**The task**
Say how many of the lines below hold "Strong", writing the number and nothing more.

**Material for this exercise**
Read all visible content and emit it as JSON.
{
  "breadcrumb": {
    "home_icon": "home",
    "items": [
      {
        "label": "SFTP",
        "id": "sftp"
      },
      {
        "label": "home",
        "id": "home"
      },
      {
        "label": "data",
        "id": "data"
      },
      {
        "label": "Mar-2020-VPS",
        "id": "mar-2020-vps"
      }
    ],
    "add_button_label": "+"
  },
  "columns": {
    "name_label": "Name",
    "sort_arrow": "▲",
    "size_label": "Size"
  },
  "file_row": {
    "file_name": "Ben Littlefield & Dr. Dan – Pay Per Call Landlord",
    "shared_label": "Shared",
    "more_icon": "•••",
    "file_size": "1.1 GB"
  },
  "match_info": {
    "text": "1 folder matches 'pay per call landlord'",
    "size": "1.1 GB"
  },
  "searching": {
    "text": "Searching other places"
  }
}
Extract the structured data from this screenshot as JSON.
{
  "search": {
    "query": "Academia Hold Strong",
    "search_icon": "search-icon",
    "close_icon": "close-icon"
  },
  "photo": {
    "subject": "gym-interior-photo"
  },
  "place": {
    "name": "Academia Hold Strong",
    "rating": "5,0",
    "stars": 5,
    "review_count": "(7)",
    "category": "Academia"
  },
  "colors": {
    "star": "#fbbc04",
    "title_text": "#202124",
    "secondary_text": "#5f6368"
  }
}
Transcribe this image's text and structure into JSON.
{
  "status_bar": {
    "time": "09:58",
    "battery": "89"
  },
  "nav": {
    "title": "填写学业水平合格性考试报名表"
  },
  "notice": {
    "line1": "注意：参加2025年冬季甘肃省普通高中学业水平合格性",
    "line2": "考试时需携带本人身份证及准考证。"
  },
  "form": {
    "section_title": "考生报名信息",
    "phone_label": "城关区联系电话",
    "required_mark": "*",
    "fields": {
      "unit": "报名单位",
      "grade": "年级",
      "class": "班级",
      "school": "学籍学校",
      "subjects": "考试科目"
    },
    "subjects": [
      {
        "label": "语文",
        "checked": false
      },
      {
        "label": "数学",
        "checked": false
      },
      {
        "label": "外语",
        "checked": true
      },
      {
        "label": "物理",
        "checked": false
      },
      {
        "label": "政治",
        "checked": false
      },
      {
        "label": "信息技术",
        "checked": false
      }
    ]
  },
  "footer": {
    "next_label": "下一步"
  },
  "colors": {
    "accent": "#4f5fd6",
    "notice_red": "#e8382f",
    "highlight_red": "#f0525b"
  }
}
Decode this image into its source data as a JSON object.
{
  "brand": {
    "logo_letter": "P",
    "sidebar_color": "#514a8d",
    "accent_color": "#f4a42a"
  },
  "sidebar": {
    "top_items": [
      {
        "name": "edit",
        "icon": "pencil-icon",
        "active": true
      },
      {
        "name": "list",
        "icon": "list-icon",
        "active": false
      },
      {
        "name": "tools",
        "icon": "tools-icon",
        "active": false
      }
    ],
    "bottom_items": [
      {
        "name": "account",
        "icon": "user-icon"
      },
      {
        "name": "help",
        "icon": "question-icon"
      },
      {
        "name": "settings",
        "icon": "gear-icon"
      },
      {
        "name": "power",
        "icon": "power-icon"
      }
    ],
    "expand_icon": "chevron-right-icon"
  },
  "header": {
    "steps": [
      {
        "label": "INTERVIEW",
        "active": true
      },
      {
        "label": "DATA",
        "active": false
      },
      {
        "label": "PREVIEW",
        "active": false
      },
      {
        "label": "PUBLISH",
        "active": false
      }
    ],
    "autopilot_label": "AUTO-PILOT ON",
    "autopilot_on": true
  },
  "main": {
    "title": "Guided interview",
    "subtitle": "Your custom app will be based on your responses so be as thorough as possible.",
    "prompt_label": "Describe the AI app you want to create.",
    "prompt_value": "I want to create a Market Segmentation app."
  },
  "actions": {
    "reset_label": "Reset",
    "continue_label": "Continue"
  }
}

**Answer space**
2